** Input for this task follows **
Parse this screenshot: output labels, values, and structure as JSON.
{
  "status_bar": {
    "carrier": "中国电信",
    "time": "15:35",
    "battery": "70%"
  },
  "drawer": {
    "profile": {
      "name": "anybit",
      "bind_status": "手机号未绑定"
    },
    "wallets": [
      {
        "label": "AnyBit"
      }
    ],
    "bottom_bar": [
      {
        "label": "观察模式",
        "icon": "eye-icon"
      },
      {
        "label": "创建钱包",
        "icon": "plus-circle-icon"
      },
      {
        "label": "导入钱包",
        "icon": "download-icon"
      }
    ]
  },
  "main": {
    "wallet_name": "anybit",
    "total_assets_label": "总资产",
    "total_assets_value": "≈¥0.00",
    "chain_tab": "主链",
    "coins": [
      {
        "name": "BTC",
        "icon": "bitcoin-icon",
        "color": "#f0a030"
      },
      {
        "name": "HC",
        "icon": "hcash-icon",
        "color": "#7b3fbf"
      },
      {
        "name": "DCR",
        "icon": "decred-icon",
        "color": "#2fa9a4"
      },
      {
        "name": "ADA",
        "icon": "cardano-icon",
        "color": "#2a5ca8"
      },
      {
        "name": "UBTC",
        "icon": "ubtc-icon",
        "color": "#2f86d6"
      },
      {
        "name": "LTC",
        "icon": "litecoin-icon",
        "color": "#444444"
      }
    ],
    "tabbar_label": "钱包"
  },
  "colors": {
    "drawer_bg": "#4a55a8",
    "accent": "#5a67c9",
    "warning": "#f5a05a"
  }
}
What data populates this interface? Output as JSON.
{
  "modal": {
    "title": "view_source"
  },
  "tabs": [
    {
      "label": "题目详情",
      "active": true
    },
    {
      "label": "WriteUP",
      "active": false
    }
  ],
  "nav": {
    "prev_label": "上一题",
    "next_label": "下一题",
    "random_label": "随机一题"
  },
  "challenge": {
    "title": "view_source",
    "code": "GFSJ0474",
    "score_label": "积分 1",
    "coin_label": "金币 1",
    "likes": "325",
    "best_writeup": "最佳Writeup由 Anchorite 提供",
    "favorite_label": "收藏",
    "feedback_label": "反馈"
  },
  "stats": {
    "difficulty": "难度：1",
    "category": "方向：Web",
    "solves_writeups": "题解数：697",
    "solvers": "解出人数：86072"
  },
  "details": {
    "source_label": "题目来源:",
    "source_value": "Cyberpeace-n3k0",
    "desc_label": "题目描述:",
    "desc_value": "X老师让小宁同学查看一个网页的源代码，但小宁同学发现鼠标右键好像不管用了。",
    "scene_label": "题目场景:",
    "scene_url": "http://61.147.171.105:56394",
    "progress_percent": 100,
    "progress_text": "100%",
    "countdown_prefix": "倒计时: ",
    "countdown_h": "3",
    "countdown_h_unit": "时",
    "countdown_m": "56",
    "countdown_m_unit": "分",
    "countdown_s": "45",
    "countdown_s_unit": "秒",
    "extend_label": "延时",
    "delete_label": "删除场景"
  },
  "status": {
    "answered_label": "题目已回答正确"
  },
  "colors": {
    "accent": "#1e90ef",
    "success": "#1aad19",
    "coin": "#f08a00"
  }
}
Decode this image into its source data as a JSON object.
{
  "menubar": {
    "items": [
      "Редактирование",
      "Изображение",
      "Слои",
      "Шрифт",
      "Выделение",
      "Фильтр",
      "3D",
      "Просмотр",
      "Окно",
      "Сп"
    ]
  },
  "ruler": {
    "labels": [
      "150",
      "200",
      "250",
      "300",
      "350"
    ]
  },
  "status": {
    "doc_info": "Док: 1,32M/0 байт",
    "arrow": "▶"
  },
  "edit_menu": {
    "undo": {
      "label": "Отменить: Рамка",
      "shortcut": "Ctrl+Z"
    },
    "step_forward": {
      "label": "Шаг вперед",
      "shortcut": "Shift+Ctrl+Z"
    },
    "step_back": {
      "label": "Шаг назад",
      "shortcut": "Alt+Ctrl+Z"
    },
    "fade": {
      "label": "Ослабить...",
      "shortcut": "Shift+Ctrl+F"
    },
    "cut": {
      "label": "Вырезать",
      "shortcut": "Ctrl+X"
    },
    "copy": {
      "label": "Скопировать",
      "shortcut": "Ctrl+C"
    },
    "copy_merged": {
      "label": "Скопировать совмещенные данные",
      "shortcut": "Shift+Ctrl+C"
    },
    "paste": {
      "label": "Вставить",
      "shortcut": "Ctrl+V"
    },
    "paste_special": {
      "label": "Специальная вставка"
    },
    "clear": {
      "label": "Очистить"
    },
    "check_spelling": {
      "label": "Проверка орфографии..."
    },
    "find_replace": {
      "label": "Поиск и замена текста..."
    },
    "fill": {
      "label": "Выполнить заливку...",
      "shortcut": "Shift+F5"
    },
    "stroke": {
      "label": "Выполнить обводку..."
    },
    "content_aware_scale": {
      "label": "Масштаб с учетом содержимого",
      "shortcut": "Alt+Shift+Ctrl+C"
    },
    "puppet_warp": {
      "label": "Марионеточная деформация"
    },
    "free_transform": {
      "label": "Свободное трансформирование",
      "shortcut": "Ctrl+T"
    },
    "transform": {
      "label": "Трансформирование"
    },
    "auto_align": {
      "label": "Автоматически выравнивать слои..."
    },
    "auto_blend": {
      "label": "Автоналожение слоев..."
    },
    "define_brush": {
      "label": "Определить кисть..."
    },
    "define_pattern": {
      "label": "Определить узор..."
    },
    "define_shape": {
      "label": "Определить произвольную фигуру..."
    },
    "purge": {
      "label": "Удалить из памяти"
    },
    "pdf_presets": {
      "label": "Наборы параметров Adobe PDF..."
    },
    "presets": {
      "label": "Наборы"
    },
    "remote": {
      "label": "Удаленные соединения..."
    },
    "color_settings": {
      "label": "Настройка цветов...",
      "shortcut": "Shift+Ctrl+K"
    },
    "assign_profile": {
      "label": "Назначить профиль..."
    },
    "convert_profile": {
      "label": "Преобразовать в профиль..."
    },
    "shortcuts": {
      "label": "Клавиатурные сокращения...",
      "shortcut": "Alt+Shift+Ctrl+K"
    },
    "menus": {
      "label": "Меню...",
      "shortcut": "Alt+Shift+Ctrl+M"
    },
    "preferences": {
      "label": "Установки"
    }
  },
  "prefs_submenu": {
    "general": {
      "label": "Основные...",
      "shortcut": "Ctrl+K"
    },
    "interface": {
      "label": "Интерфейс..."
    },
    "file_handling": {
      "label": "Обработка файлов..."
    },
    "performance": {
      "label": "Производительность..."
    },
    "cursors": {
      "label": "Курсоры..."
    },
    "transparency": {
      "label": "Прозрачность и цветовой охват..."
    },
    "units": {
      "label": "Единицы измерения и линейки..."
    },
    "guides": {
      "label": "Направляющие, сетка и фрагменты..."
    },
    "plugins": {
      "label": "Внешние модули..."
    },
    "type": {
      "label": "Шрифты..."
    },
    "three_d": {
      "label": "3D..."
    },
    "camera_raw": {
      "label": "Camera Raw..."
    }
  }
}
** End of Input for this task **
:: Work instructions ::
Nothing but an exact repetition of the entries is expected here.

:: Exercise result ::
Parse this screenshot: output labels, values, and structure as JSON.
{
  "status_bar": {
    "carrier": "中国电信",
    "time": "15:35",
    "battery": "70%"
  },
  "drawer": {
    "profile": {
      "name": "anybit",
      "bind_status": "手机号未绑定"
    },
    "wallets": [
      {
        "label": "AnyBit"
      }
    ],
    "bottom_bar": [
      {
        "label": "观察模式",
        "icon": "eye-icon"
      },
      {
        "label": "创建钱包",
        "icon": "plus-circle-icon"
      },
      {
        "label": "导入钱包",
        "icon": "download-icon"
      }
    ]
  },
  "main": {
    "wallet_name": "anybit",
    "total_assets_label": "总资产",
    "total_assets_value": "≈¥0.00",
    "chain_tab": "主链",
    "coins": [
      {
        "name": "BTC",
        "icon": "bitcoin-icon",
        "color": "#f0a030"
      },
      {
        "name": "HC",
        "icon": "hcash-icon",
        "color": "#7b3fbf"
      },
      {
        "name": "DCR",
        "icon": "decred-icon",
        "color": "#2fa9a4"
      },
      {
        "name": "ADA",
        "icon": "cardano-icon",
        "color": "#2a5ca8"
      },
      {
        "name": "UBTC",
        "icon": "ubtc-icon",
        "color": "#2f86d6"
      },
      {
        "name": "LTC",
        "icon": "litecoin-icon",
        "color": "#444444"
      }
    ],
    "tabbar_label": "钱包"
  },
  "colors": {
    "drawer_bg": "#4a55a8",
    "accent": "#5a67c9",
    "warning": "#f5a05a"
  }
}
What data populates this interface? Output as JSON.
{
  "modal": {
    "title": "view_source"
  },
  "tabs": [
    {
      "label": "题目详情",
      "active": true
    },
    {
      "label": "WriteUP",
      "active": false
    }
  ],
  "nav": {
    "prev_label": "上一题",
    "next_label": "下一题",
    "random_label": "随机一题"
  },
  "challenge": {
    "title": "view_source",
    "code": "GFSJ0474",
    "score_label": "积分 1",
    "coin_label": "金币 1",
    "likes": "325",
    "best_writeup": "最佳Writeup由 Anchorite 提供",
    "favorite_label": "收藏",
    "feedback_label": "反馈"
  },
  "stats": {
    "difficulty": "难度：1",
    "category": "方向：Web",
    "solves_writeups": "题解数：697",
    "solvers": "解出人数：86072"
  },
  "details": {
    "source_label": "题目来源:",
    "source_value": "Cyberpeace-n3k0",
    "desc_label": "题目描述:",
    "desc_value": "X老师让小宁同学查看一个网页的源代码，但小宁同学发现鼠标右键好像不管用了。",
    "scene_label": "题目场景:",
    "scene_url": "http://61.147.171.105:56394",
    "progress_percent": 100,
    "progress_text": "100%",
    "countdown_prefix": "倒计时: ",
    "countdown_h": "3",
    "countdown_h_unit": "时",
    "countdown_m": "56",
    "countdown_m_unit": "分",
    "countdown_s": "45",
    "countdown_s_unit": "秒",
    "extend_label": "延时",
    "delete_label": "删除场景"
  },
  "status": {
    "answered_label": "题目已回答正确"
  },
  "colors": {
    "accent": "#1e90ef",
    "success": "#1aad19",
    "coin": "#f08a00"
  }
}
Decode this image into its source data as a JSON object.
{
  "menubar": {
    "items": [
      "Редактирование",
      "Изображение",
      "Слои",
      "Шрифт",
      "Выделение",
      "Фильтр",
      "3D",
      "Просмотр",
      "Окно",
      "Сп"
    ]
  },
  "ruler": {
    "labels": [
      "150",
      "200",
      "250",
      "300",
      "350"
    ]
  },
  "status": {
    "doc_info": "Док: 1,32M/0 байт",
    "arrow": "▶"
  },
  "edit_menu": {
    "undo": {
      "label": "Отменить: Рамка",
      "shortcut": "Ctrl+Z"
    },
    "step_forward": {
      "label": "Шаг вперед",
      "shortcut": "Shift+Ctrl+Z"
    },
    "step_back": {
      "label": "Шаг назад",
      "shortcut": "Alt+Ctrl+Z"
    },
    "fade": {
      "label": "Ослабить...",
      "shortcut": "Shift+Ctrl+F"
    },
    "cut": {
      "label": "Вырезать",
      "shortcut": "Ctrl+X"
    },
    "copy": {
      "label": "Скопировать",
      "shortcut": "Ctrl+C"
    },
    "copy_merged": {
      "label": "Скопировать совмещенные данные",
      "shortcut": "Shift+Ctrl+C"
    },
    "paste": {
      "label": "Вставить",
      "shortcut": "Ctrl+V"
    },
    "paste_special": {
      "label": "Специальная вставка"
    },
    "clear": {
      "label": "Очистить"
    },
    "check_spelling": {
      "label": "Проверка орфографии..."
    },
    "find_replace": {
      "label": "Поиск и замена текста..."
    },
    "fill": {
      "label": "Выполнить заливку...",
      "shortcut": "Shift+F5"
    },
    "stroke": {
      "label": "Выполнить обводку..."
    },
    "content_aware_scale": {
      "label": "Масштаб с учетом содержимого",
      "shortcut": "Alt+Shift+Ctrl+C"
    },
    "puppet_warp": {
      "label": "Марионеточная деформация"
    },
    "free_transform": {
      "label": "Свободное трансформирование",
      "shortcut": "Ctrl+T"
    },
    "transform": {
      "label": "Трансформирование"
    },
    "auto_align": {
      "label": "Автоматически выравнивать слои..."
    },
    "auto_blend": {
      "label": "Автоналожение слоев..."
    },
    "define_brush": {
      "label": "Определить кисть..."
    },
    "define_pattern": {
      "label": "Определить узор..."
    },
    "define_shape": {
      "label": "Определить произвольную фигуру..."
    },
    "purge": {
      "label": "Удалить из памяти"
    },
    "pdf_presets": {
      "label": "Наборы параметров Adobe PDF..."
    },
    "presets": {
      "label": "Наборы"
    },
    "remote": {
      "label": "Удаленные соединения..."
    },
    "color_settings": {
      "label": "Настройка цветов...",
      "shortcut": "Shift+Ctrl+K"
    },
    "assign_profile": {
      "label": "Назначить профиль..."
    },
    "convert_profile": {
      "label": "Преобразовать в профиль..."
    },
    "shortcuts": {
      "label": "Клавиатурные сокращения...",
      "shortcut": "Alt+Shift+Ctrl+K"
    },
    "menus": {
      "label": "Меню...",
      "shortcut": "Alt+Shift+Ctrl+M"
    },
    "preferences": {
      "label": "Установки"
    }
  },
  "prefs_submenu": {
    "general": {
      "label": "Основные...",
      "shortcut": "Ctrl+K"
    },
    "interface": {
      "label": "Интерфейс..."
    },
    "file_handling": {
      "label": "Обработка файлов..."
    },
    "performance": {
      "label": "Производительность..."
    },
    "cursors": {
      "label": "Курсоры..."
    },
    "transparency": {
      "label": "Прозрачность и цветовой охват..."
    },
    "units": {
      "label": "Единицы измерения и линейки..."
    },
    "guides": {
      "label": "Направляющие, сетка и фрагменты..."
    },
    "plugins": {
      "label": "Внешние модули..."
    },
    "type": {
      "label": "Шрифты..."
    },
    "three_d": {
      "label": "3D..."
    },
    "camera_raw": {
      "label": "Camera Raw..."
    }
  }
}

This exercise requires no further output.